In all-too-familiar fashion, Indiana falls flat against Michigan after big win
One of Mike Woodson’s goals when he took over the Indiana program was to reestablish a home court advantage at Assembly Hall.
And the Hoosiers had done exactly that to begin the season – tallying 12 straight wins on Branch McCracken Court.
But just days after Indiana put an end to its losing streak against Purdue, the Hoosiers stumbled for the first time this season in Bloomington.
Indiana led by two points a couple of minutes into the game, but would never take back the advantage, falling 80-62 to Michigan on Sunday.
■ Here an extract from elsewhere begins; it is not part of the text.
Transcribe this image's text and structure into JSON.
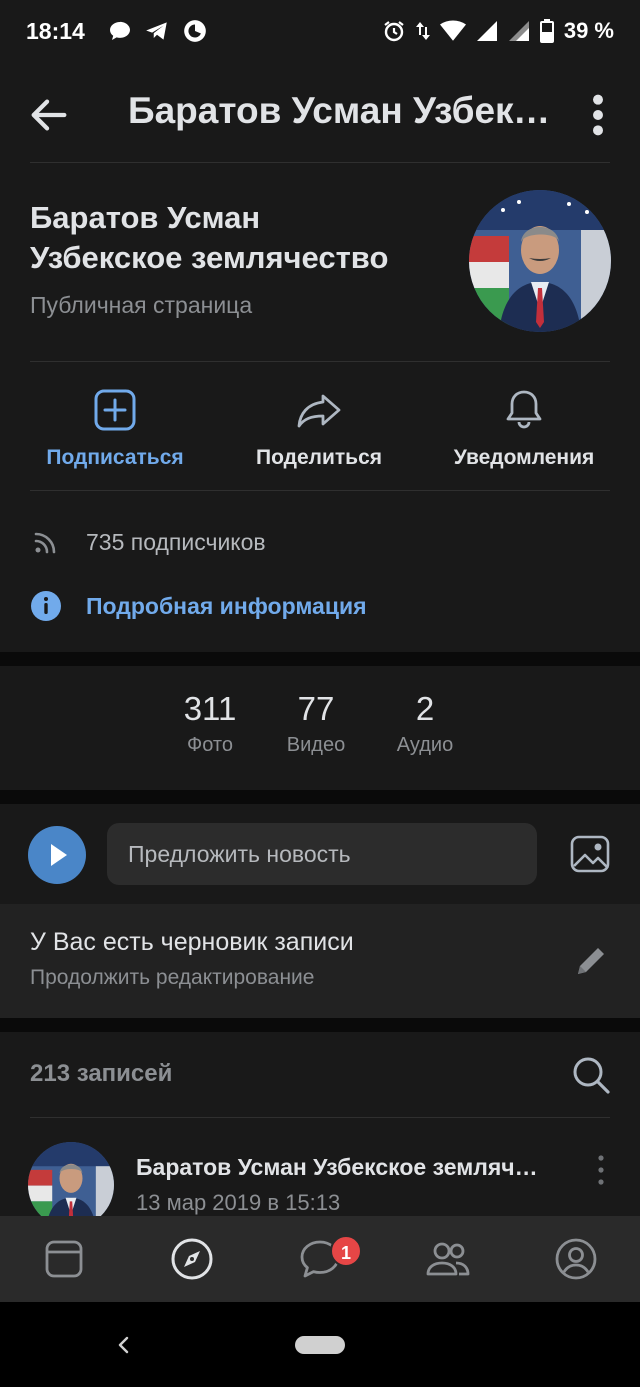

The Hoosiers had done this before — a poor performance following a big win. It happened almost two weeks ago when Indiana upset No. 13 Ohio State only to lose at Iowa in their next game.
That’s why the players wanted to get ahead of it before it happened.
“As players, we’ve been talking about it a lot. We don’t want to make that a continuous thing — getting a big win then losing,” Michael Durr said Saturday.
Durr’s words made it clear Indiana wanted to defend home court and ride its momentum from its upset against No. 4 Purdue into a matchup with a Michigan team performing below its preseason expectations. But Indiana’s actions didn’t match those words when it took the floor Sunday afternoon.
Hunter Dickinson and the Wolverines made it look easy and managed to get the same fans that stormed the court three days prior to head for the exits early on Sunday.
The 18-point loss was a mixture of shortcomings on both ends of the floor.
On defense, Indiana was lost and Michigan made it pay for it from deep. The Wolverines made 11 of their 17 3-point attempts, and a good majority of them were wide-open looks. Trayce Jackson-Davis said it was a combination of poor perimeter defense and Michigan knocking down shots.
“They came in here clawing, scratching for a win, and they needed this one bad,” Jackson-Davis said. “They honestly played harder than us, and we didn’t defend the line well at all.”
Not only did Indiana struggle to defend 3-pointers, it couldn’t shoot them either. The Hoosiers shot 5-of-19 from deep, and plenty of those 14 misses left the crowd baffled as open looks turned into ugly misses.
Indiana’s shooting struggles weren’t exclusive to jumpers as it missed 14-of-24 layup attempts.
The Hoosiers looked fatigued and it translated to their play — especially the starters. The first five gave up an 11-4 Michigan run to start the game, then let the Wolverines start the second half on a 12-6 run.
Miller Kopp, in just 19 minutes of play, was a minus-14. Parker Stewart, in 17 minutes, was a minus-17. In Indiana’s last six games, they’ve each recorded four games on the wrong side of the plus/minus.
“The starting five, we need to regroup and we need to figure that out because it’s unacceptable honestly to come out with no emotion and no drive,” Jackson-Davis said postgame.
The poor play extended to the bench as Thursday’s hero Rob Phinisee committed a quick two fouls and finished with only two points in 18 minutes.
Every player for Indiana finished with a negative plus-minus with the exception of Trey Galloway. Indiana played Michigan even when Galloway was on the floor.
“That just lets me know we weren’t there tonight, which that’s on me,” Woodson said. “It’s just unacceptable, especially coming off a great game like the Purdue game.”
Indiana players knew what they couldn’t let happen today. They talked about it. They knew they couldn’t drop this game after a big win — not like it did repeatedly under the previous coaching staff.
Instead, it served almost as reverse psychology as so much talk about changing things prompted the same results.
Michigan, on the other hand, stuck to its normal routine. There was no talk about Indiana’s upset. It was the typical two-day preparation before a quality road win.
“We just stayed focused. We also had a game, we saw what happened,” Terrance Williams III said. “It didn’t really have an effect on us to be honest, we just do what we do.”
Filed to: Michigan Wolverines